'Pilot:Drone:Committee:Target' – Andrew Barco on 'The Androne'

 
 ANDREW BARCO:  The Androne: or Semi-autonomous Flying Hurdy (after Tatlin)  (detail),   2016, wood, musical instrument parts

ANDREW BARCO: The Androne: or Semi-autonomous Flying Hurdy (after Tatlin) (detail), 2016, wood, musical instrument parts

Instruments (scientific and musical)

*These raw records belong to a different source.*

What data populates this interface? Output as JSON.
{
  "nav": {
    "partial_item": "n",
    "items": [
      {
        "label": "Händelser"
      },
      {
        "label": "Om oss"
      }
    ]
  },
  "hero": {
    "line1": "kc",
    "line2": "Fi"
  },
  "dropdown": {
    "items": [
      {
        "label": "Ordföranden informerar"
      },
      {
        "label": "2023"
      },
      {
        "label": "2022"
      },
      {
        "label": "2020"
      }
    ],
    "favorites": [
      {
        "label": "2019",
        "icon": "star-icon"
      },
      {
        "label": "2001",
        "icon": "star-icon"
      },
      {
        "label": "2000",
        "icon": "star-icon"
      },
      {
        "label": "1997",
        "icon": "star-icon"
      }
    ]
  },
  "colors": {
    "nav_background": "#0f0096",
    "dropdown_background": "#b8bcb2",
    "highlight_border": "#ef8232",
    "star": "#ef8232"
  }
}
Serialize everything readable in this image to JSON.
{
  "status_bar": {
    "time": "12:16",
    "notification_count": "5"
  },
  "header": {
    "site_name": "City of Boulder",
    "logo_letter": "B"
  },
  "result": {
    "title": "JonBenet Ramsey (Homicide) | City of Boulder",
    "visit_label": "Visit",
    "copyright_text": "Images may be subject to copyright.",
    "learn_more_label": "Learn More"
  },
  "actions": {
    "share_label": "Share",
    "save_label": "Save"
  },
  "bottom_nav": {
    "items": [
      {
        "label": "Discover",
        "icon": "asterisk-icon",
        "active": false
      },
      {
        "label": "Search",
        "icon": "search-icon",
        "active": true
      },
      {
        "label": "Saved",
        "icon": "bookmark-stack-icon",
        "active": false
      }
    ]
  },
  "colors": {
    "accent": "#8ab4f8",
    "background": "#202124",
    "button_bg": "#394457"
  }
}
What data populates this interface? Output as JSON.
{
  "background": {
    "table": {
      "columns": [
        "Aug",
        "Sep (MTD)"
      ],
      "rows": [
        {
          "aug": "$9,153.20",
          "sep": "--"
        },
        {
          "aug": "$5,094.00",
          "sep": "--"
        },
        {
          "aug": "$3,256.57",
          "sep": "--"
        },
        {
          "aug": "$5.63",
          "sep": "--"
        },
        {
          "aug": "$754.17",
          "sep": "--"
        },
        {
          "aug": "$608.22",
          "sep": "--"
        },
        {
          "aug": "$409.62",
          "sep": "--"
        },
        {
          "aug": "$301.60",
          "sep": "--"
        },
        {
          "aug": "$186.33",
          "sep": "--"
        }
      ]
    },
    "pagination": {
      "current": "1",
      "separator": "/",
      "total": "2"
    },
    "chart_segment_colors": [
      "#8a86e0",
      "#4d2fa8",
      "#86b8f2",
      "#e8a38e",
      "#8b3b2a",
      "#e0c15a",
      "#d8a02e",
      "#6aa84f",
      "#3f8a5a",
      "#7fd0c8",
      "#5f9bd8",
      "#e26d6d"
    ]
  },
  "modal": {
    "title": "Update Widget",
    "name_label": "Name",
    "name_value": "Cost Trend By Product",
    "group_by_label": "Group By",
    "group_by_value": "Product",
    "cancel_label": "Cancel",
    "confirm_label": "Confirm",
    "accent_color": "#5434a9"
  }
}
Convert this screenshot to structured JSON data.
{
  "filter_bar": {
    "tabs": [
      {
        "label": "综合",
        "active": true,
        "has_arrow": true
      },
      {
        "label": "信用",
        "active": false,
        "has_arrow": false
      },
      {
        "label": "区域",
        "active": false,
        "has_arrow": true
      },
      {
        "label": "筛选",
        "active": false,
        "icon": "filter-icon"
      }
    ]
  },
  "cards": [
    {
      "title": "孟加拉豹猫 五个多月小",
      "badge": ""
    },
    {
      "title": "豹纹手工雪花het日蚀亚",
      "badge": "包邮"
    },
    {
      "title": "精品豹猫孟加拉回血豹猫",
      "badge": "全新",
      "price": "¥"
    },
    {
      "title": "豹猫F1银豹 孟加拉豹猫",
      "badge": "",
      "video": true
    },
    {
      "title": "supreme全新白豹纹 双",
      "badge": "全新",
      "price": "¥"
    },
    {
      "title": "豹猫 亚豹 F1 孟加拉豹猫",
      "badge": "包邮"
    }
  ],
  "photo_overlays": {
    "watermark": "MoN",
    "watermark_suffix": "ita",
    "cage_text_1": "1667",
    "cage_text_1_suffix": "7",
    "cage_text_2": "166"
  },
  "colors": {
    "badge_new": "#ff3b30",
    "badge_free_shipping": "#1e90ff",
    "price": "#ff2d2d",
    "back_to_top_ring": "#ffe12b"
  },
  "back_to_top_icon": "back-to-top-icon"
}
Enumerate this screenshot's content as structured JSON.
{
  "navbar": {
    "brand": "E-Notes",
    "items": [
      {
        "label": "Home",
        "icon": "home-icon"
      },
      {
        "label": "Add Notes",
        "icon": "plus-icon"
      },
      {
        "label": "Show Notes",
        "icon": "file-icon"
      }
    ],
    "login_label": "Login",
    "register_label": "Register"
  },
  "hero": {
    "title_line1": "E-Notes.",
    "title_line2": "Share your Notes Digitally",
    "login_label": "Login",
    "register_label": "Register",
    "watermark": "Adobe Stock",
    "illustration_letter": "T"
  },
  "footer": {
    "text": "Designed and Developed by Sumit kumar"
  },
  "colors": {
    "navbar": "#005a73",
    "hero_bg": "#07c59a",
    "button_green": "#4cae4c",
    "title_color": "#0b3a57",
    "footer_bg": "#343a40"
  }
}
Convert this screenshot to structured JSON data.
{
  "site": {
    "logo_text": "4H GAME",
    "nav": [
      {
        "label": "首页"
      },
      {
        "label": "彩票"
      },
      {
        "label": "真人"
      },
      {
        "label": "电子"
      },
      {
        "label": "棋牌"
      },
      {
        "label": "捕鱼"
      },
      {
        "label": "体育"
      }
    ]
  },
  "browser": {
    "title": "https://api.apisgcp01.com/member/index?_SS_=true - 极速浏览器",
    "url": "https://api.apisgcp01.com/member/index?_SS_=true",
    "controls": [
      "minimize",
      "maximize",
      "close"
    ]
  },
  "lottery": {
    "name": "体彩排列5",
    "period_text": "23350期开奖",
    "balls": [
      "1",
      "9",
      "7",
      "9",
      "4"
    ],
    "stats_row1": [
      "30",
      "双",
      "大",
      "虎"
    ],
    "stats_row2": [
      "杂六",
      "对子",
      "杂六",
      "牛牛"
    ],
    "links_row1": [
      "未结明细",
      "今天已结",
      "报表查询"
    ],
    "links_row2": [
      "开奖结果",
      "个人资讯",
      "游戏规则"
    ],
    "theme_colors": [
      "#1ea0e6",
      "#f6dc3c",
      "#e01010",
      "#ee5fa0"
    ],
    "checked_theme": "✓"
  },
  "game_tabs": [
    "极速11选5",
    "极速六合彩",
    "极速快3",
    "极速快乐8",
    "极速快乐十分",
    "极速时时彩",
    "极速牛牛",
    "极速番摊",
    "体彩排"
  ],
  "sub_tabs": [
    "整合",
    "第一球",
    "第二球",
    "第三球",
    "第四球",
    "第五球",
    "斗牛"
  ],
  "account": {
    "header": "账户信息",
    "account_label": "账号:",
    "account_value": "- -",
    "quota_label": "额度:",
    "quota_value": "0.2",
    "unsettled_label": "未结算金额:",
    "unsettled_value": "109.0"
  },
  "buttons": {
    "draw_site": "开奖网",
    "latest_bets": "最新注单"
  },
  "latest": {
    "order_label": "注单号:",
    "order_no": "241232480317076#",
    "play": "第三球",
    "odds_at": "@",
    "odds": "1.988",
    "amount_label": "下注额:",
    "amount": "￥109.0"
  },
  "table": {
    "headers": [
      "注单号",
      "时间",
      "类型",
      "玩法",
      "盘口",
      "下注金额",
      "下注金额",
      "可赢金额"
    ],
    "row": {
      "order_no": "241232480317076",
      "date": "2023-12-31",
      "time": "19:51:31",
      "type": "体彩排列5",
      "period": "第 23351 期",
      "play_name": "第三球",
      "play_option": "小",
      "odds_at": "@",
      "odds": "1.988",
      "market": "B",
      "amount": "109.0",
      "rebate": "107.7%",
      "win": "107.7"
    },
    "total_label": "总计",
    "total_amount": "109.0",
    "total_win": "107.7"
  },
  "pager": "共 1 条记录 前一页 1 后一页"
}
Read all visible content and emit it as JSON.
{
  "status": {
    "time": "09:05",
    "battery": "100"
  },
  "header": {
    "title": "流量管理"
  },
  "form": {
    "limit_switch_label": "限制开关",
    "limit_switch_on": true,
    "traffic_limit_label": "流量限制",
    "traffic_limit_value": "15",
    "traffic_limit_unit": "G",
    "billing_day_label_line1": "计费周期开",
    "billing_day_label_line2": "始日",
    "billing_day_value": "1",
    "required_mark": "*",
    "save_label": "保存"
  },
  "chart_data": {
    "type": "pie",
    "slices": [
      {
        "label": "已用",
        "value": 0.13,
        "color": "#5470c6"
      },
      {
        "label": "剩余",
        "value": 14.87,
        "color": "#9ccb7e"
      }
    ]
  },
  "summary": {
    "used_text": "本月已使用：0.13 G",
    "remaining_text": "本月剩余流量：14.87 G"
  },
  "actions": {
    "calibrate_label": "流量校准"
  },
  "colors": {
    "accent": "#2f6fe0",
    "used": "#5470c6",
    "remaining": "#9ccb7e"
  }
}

I keep going back, through so many of my projects, to an engagement with the concept of the "instrument." It is fascinating to me that this word can mean, in the context of a scientific instrument a device that pulls out of the muck of endless possibility one singular answer. But musical instruments point the other way--they are tools for producing an infinite diversity of meanings. The paradox of the instrument for me points at the struggle within art to nail down how and in what way art produces meaning. This has taken me from building an instrument that allows me to see through the eyes, and hear through the ears of a dear (Acteon Project), to reproducing an instrument imagined by a delusional prisoner to be influencing his thoughts (The Air-Loom), and also making an instrument for phenomenological contemplation of time (Imminence). The Androne: or Semi-autonomous Flying Hurdy-gurdy (after Tatlin) takes this ongoing conversation and raises the stakes by bringing in a moral dimension to the philosophic questions.

Speculative Fiction and Engagement with Global Politics

I have been developing a strategy through Imminence and The Androne, to take a stupid joke or pun and run with it in total seriousness (the seriousness of a craftsman) until that joke is no longer a shallow laugh but an entrance to a whole world cracked open by the art. In this way, I'm following speculative fiction techniques, following the radical political imagination of Afro-futurism (for example), following art world tricksters like Beuys. At stake for me is the question of hope. In so many situations today, we can't even imagine a hopeful outcome, and if we can't imagine it, it can't come true. Art is a way of breaking the walls of the imagination, just as important a political space as any other. The work I've been pursuing since making the drone has been going down this rabbit hole--making work about crazy Russian Futurists and their dreams of peace (in Space!), developing a war memorial based on an ancient roman sci-fi novel, and other dreams down this line.

These are scary times for our democracy. These are times when we need to remind ourselves how our actions impact others around the world, and to stand beside the people who need our support. But in that, we cannot forget that the poetic gesture, the humorous gesture, has the power to cut through ideas that have hardened like plaque in the arteries of our culture, that keep us trapped in unproductive conversations.

 

Pilot:Drone:Committee:Target opens Friday, February 10, 2017 with a reception from 6-9pm, at which MICHAEL ZERANG will perform with The Androne on his own hurdy-gurdy-esque instrument, Queequeg's Coffin.